By Ethan Sapienza
“The Dark Knight” is a phenomenal film, as well as a groundbreaking work that revamped the superhero/action genre. What could possibly go wrong with the follow-up? Surely the tremendous auteur Christopher Nolan will deliver!
Ah! The excitement! The conclusion! Will Batman die? Should he die?
To answer my own question – yes, he should. In a trilogy that prides itself on bringing realism and innovation to an inherently fantastical genre, Batman, a man with some wondrous technology and abs, should perish. It would be realistic, innovative, and a worthy conclusion to the stellar series.
But he doesn’t. No, instead, in “The Dark Knight Rises,” Batman survives the superhuman strength of Bane (who nearly kills him but dies in the most anticlimactic of ways at the last second), a serious knife wound, and a NUCLEAR EXPLOSION, thanks to fixing the unfixable autopilot of the Batwing. All of this after recovering from a completely broken back and escaping an inescapable prison. That’s just a little too much to survive if you ask me.
I’ll return to all of those inconsistencies in a moment. First, as a general overview of the film, the pace was bizarre. The beginning is all too slow, convoluted, and flat out silly.
The film tries to establish how great and crime free Gotham is now…even though it isn’t. Businessmen participate in criminal activity (wait, I thought there was no more crime?) over some bomb whose very existence is unbelievable.
Then there’s a superhuman criminal named Bane and his army (how he got that army is beyond me) who just hang out doing whatever. An orphan genius cop is the only person to ever deduce who Batman really is. And during all of this, Bruce Wayne is a crippled recluse who only needs a knee brace to return back to strength.

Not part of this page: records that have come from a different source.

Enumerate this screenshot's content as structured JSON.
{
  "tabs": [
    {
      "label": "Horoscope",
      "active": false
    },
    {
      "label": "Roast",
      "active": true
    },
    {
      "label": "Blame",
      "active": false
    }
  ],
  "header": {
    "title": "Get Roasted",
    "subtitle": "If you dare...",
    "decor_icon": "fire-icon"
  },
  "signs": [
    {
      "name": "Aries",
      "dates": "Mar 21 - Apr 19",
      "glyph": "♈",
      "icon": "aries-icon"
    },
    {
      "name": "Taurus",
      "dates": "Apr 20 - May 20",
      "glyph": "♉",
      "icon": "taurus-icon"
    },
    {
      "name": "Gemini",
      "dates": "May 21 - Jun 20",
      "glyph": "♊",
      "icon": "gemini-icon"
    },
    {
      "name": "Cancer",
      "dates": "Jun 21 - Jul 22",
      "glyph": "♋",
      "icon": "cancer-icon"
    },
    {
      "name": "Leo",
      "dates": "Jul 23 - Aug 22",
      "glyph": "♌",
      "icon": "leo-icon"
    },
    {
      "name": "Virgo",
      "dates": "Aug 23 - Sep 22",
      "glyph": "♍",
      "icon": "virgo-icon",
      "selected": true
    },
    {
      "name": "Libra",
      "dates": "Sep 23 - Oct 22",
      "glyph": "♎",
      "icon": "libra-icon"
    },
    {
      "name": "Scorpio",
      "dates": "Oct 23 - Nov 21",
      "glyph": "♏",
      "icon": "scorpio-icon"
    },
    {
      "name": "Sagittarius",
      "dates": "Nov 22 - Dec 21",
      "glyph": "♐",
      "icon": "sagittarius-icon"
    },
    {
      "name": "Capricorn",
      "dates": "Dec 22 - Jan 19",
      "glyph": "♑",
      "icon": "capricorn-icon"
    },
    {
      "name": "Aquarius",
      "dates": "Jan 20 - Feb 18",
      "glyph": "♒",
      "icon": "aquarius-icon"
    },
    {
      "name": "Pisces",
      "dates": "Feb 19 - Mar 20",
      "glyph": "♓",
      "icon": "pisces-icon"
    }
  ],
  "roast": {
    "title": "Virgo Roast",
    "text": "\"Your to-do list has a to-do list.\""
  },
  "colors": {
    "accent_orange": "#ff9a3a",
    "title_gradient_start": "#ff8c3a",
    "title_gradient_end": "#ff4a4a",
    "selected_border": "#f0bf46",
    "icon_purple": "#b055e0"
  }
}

While anxiously awaiting the return of the caped crusader, we are forced to endure Bane’s utterly inaudible dialogue. Why does he have a thick accent AND a thick mask? I missed nearly every line of one of the most important characters in the movie.
Batman finally returns. Along with saving the day, surely he saves the movie, right?
Well, no to both.
The hero does next to nothing. He sleeps with Marion Cotillard in a strange, unnecessary and forced sexual encounter in the film. He then gets his back broken in half by Bane within no time and is dumped in the most impractical prison in the world. What could he possibly do to save Gotham? Surely this is too much.
Except, you forget, Batman has the ability to sit in a makeshift swing, do sit-ups and push-ups, so he can completely recover from a paralyzing injury! Next, after conquering immobility, he conquers the absurd prison, returning to Gotham without breaking a sweat.
He arrives to find his Batcave, armory and bomb — all of which are said to be top secret – have been found quite easily; an entire police force is duped and trapped underground; and Bane has taken over the city, despite the fact that no one can understand him.
When he goes to get his revenge on Bane, the evil Marion Cotillard stabs him in a twist fit more for a M. Night Shyamalan movie than anything else. Before dying at Bane’s hands, the mysterious foreign hulk is shot by Anne Hathaway as Catwoman. Batman shakes off Cotillard’s revenge stabbing like it was and saves Gotham from certain doom, all with enough time and money to retire to Italy. Not too shabby.
But wait, there’s more eye-rolling material: Joseph Gordon-Levitt is clearly Robin. We get that. His character’s name is even taken from the comics. It was initially a nice, somewhat subtle touch that he was to be Bruce’s successor. Instead, it gets beaten over your head, as his middle name just so happens to be Robin, and it just so happens to be stated, and he just so happens to be given the keys to the Batcave.
Well, at least the film wasn’t too long!
(It was practically three hours.)
Ethan Sapienza is a staff writer. Email him at email@example.com.